Public Works cannot claim that it was unaware of the controversy. In April 2017, Gina Mangieri of KHON2 did an expose on the scheme between development company MLP and cement company HC&D (formally Ameron) to mine thousands of tons of sand from MLP’s Phase 9 site, export it on barges and create cement for construction projects like Oahu’s rail. According to KHON2, MLP and HC&D’s joint owner, the Mills Group, made $30 million off Maui sand mining in 2016 alone. All of this was done with a simple grubbing and grading permit (No. G2014/0090); the Mills Group found loopholes in the law that allowed them to mine away the small amount of inland sand Maui has left.

Mayor Alan Arakawa called for a moratorium on sand mining but took no action, so Malama Kakanilua sent him a letter in May 2017 that explained why MLP’s Phase 9 permit should be revoked, including the fact that MLP provided incorrect information in its original application by checking “No” after the application question, “Are there known burials, cemeteries, or other historic sites on the property?” The land in question is a well-documented pre-contact burial ground, and this type of omission should warrant revocation and reevaluation.

David Goode, director of Public Works, signaled that he was aware of the controversy by writing a letter to the State Historic Preservation Division in July 2017, relating community testimony stating MLP did not have required archaeological monitors on hand during its work.

So, despite the fact that the original permit application included false information, new burials were found at the site, the council was working on a moratorium, Maui-Lana’i Burial Council was weighing a motion to preserve the burials in place, Malama Kakanilua filed a lawsuit against MLP, the judge issued a preliminary injunction in that suit to stop the mining, and the Planning Department sent a warning letter that MLP initially ignored, Public Works extended MLP’s Phase 9 permit in 29 minutes — without consulting any other pertinent agency or department.

Malama Kakanilua and Sierra Club Maui are calling on the county to revoke MLP’s permit extension as well as the grading permit granted to Waiko Industrials (also granted right before the moratorium for another highly sensitive burial area). We want a complete audit of the permitting process so that we: 1) get to the bottom of how the MLP permit was approved in the first place, and 2) ensure this blind approval process stops once and for all.
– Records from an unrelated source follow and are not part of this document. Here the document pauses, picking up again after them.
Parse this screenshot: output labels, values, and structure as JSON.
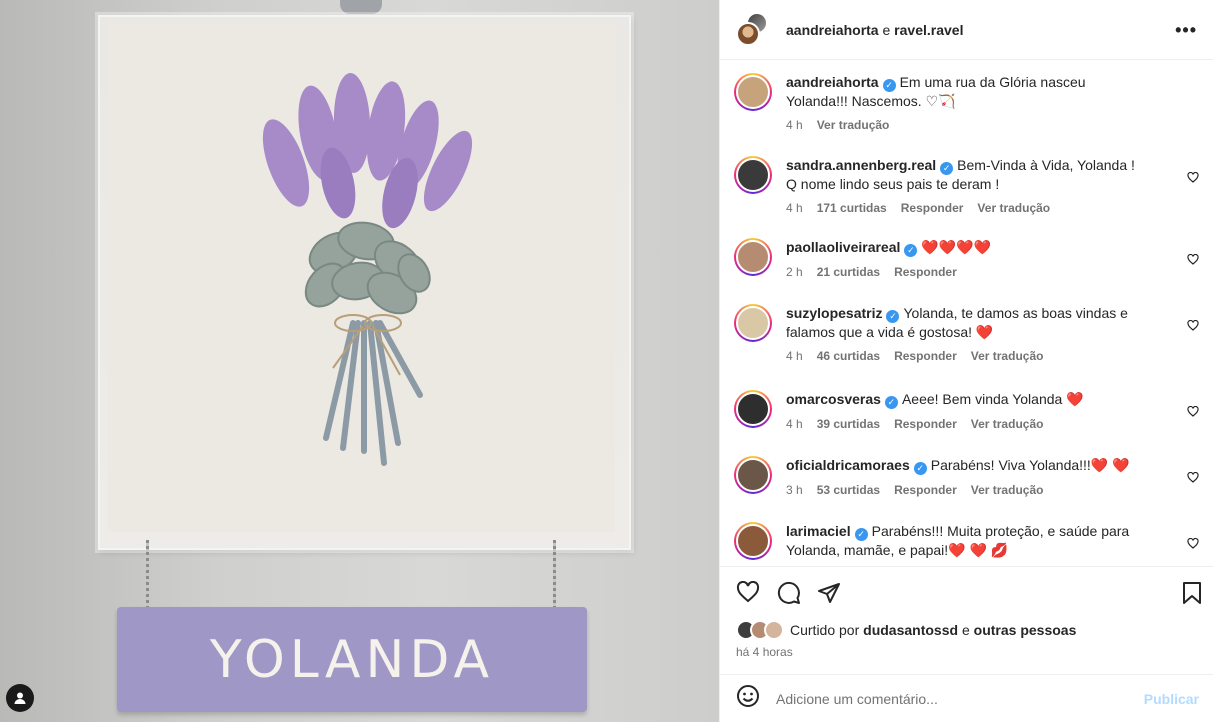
{
  "media": {
    "plaque_text": "YOLANDA"
  },
  "header": {
    "user1": "aandreiahorta",
    "and_word": "e",
    "user2": "ravel.ravel"
  },
  "comments": [
    {
      "user": "aandreiahorta",
      "text": "Em uma rua da Glória nasceu Yolanda!!! Nascemos. ♡🏹",
      "time": "4 h",
      "likes": "",
      "reply": "",
      "translate": "Ver tradução",
      "avatar_color": "#c7a37b",
      "has_heart": false
    },
    {
      "user": "sandra.annenberg.real",
      "text": "Bem-Vinda à Vida, Yolanda ! Q nome lindo seus pais te deram !",
      "time": "4 h",
      "likes": "171 curtidas",
      "reply": "Responder",
      "translate": "Ver tradução",
      "avatar_color": "#3a3a3a",
      "has_heart": true
    },
    {
      "user": "paollaoliveirareal",
      "text": "❤️❤️❤️❤️",
      "time": "2 h",
      "likes": "21 curtidas",
      "reply": "Responder",
      "translate": "",
      "avatar_color": "#b58c72",
      "has_heart": true
    },
    {
      "user": "suzylopesatriz",
      "text": "Yolanda, te damos as boas vindas e falamos que a vida é gostosa! ❤️",
      "time": "4 h",
      "likes": "46 curtidas",
      "reply": "Responder",
      "translate": "Ver tradução",
      "avatar_color": "#d9c8a6",
      "has_heart": true
    },
    {
      "user": "omarcosveras",
      "text": "Aeee! Bem vinda Yolanda ❤️",
      "time": "4 h",
      "likes": "39 curtidas",
      "reply": "Responder",
      "translate": "Ver tradução",
      "avatar_color": "#2e2e2e",
      "has_heart": true
    },
    {
      "user": "oficialdricamoraes",
      "text": "Parabéns! Viva Yolanda!!!❤️ ❤️",
      "time": "3 h",
      "likes": "53 curtidas",
      "reply": "Responder",
      "translate": "Ver tradução",
      "avatar_color": "#6a5747",
      "has_heart": true
    },
    {
      "user": "larimaciel",
      "text": "Parabéns!!! Muita proteção, e saúde para Yolanda, mamãe, e papai!❤️ ❤️ 💋",
      "time": "",
      "likes": "",
      "reply": "",
      "translate": "",
      "avatar_color": "#8a5a3a",
      "has_heart": true
    }
  ],
  "likes": {
    "prefix": "Curtido por",
    "user": "dudasantossd",
    "and_word": "e",
    "others": "outras pessoas"
  },
  "posted_ago": "há 4 horas",
  "add_comment": {
    "placeholder": "Adicione um comentário...",
    "publish": "Publicar"
  },
  "colors": {
    "accent": "#3897f0",
    "heart": "#ed4956",
    "plaque": "#9f97c6",
    "lavender": "#a78bc9"
  },
  "icons": [
    "more-icon",
    "like-icon",
    "comment-icon",
    "share-icon",
    "save-icon",
    "emoji-icon",
    "user-tag-icon"
  ]
}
County government needs to make sure the mining stops. So far, Public Works has taken no action, so Cochran has introduced a new bill to remove the exemption clause from the moratorium law, which may be discussed at the Feb. 2 council meeting. We urge the public to stand up for decency and demand these burials be protected.

* Adriane Raff Corwin is the directing coordinator of Sierra Club of Hawai’i’s Maui Group.
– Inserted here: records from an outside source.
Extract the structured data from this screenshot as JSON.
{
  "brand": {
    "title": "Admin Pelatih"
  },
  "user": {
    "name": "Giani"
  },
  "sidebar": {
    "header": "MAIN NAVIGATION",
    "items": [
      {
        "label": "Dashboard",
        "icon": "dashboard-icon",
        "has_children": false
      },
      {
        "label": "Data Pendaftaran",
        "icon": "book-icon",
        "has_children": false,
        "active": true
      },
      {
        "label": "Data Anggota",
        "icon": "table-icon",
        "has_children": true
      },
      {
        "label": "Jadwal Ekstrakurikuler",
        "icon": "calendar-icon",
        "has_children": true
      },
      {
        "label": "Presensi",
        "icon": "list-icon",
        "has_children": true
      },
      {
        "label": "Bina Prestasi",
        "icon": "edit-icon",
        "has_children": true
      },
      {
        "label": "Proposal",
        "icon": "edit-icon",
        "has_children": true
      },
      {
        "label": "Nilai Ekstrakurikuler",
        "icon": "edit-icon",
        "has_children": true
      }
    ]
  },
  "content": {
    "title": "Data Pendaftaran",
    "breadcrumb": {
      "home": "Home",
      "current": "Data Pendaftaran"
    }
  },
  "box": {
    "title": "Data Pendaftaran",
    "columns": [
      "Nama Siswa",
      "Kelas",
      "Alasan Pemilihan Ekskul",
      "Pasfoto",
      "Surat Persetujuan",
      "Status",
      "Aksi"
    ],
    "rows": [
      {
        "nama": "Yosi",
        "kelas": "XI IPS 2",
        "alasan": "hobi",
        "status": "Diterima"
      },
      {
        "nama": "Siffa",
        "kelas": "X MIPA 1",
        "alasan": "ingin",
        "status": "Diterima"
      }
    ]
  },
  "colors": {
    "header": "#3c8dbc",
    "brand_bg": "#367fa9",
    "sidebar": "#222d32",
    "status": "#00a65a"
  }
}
9th Circuit Court Rules in Favor of SC Maui and allies!

Big Update!

The 9th U.S. Circuit Court of Appeals ruled that the county’s use of injection wells at the Lahaina Wastewater Reclamation Facility since the early 1980s violates the federal Clean Water Act. Sierra Club Maui, Surfrider Maui, the Hawai’i Wildlife Fund, and West Maui Preservation Association first brought the lawsuit in 2012. Read our lawyerʻs press release here.

Submit Comments on the Anaergia MANA Draft EIS

(Read about this issue in our previous post here  and in a Maui News article about the recently held public meeting.)

Anaergia/MANA has submitted a Draft Environmental Impact Statement (DEIS) to the county, which must be approved in a final form before the project can move forward.

The deadline to comment on this Draft EIS is Tuesday, February 6, 2018.

We urge Sierra Club Maui members and supporters to submit comments on the Draft EIS.

At first glance, the project might look eco-conscious and economically viable – but when you delve into the details, it becomes very clear this project has not been properly vetted. 

Here is the announcement of the Draft EIS (PDF) in the December 23, 2017 OEQCʻs The Environmental Notice.

The Draft EIS is available for download here (large PD).

 

Comments should be emailed to: